The Principal Book of Won-Buddhism
Part Three : Practice
Chapter Six: The Dharma of Keeping a Diary
A. The General Significance of the Dharma of Keeping a Diary
The dharma of keeping a daily diary has been established in order for everyone, whether lay or ordained, learned or ignorant, to review for that day the handling of affairs in a mindful or unmindful fashion, the state of one’s study, and whether or not one transgressed the precepts. The dharma of keeping a fixed-term diary has been established in order to have practitioners who are undergoing training in either a seminary or a Sŏn center record for that day the number of hours they worked, their income or expenditures that day, the specific handling of the functioning of their bodies and minds, and their awakenings and impressions.
B. The Dharma of Keeping a Daily Diary

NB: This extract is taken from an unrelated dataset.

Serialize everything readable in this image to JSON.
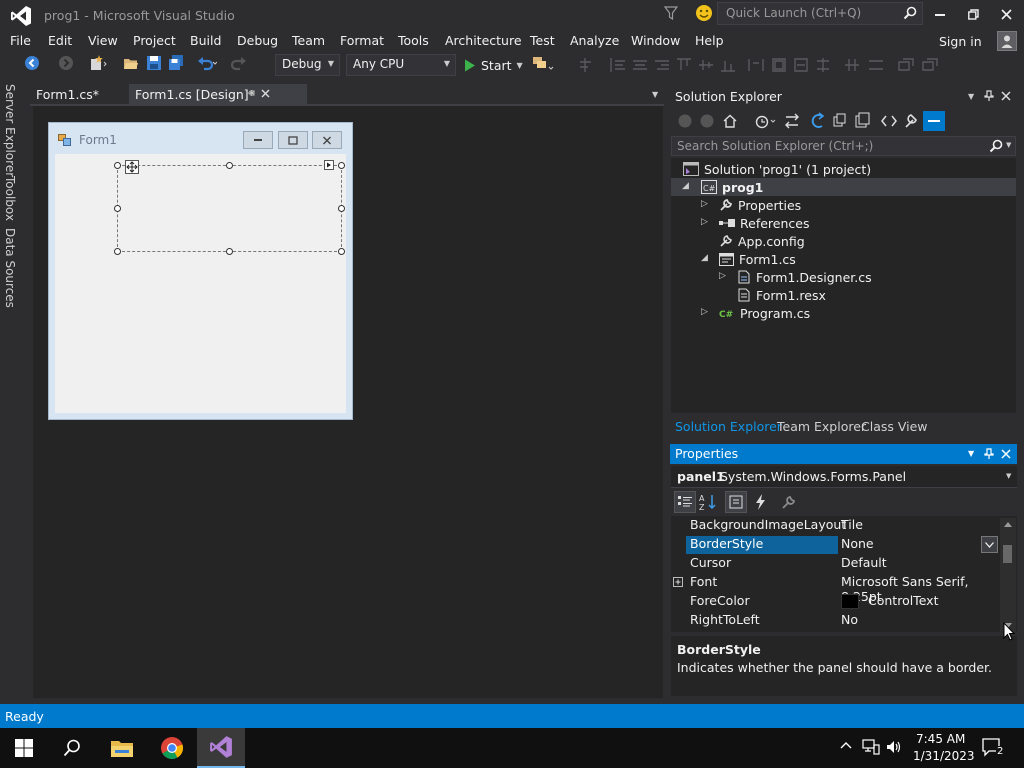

1. With regard to mindfulness and unmindfulness, you are to investigate and record the number of times you handled any event you faced in either a mindful or unmindful fashion. “Mindful” refers to acting with heedfulness in making choices with regard to items that you resolved either to do or not to do; “unmindful” refers to acting without heedfulness in making choices. In the beginning, you are to keep track of the number of times you acted with heedfulness or without heedfulness in making choices, regardless of how things turned out. As practice deepens, however, you are to keep track of the number of times the result was good or bad.
2. With regard to the state of your study, you are to record your calculations regarding the number of hours you studied each subject listed under Cultivation and Inquiry, and you are to review and record your attendance and absence at regular dharma meetings and Sŏn sessions.
3. Regarding the precepts, you are to review and record whether you kept or transgressed them; when there was a violation, record the number of times you transgressed that specific item.
4. For people who are illiterate or not comfortable with documents, we have set up the separate “bean-count” method of examination, so that they may simply keep track of whether they are mindful or unmindful: they may calculate the number of times they are mindful or unmindful by counting one light-colored bean whenever they act with heedfulness in making choices and one dark-colored bean whenever they do not.
C. The Dharma of Keeping a Fixed-Term Diary
1. The idea behind having practitioners keep a record of the number of hours we work for the day is so that we may compare hours spent valuably with those spent wastefully during the twenty-four hours of the day and, if there are wasted hours, to be heedful later not to repeat them, so that we may not fritter away even a moment of our time.
2. The idea behind having practitioners keep a record of income and expenditures for the day is so that we may find a way to earn income if there is none and work diligently to generate income; if there are lots of expenditures, we may find a way to curb them so as to prevent poverty and find happiness; and that even the affluent may avoid becoming indolent.
3. The idea behind having practitioners keep a record of the handling of the functioning of their bodies and minds is so that we may appraise our right and wrong conduct for the day and know the balance of the transgressions or merits we have made; and to illuminate the right and the wrong, benefit or harm, so as to gain the ability to make choices whenever we engage in any kind of activity.
4. The idea behind having practitioners keep a record of their awakenings and impressions is that we may assess our progress in understanding the principles of great and small, being and nonbeing involved in them.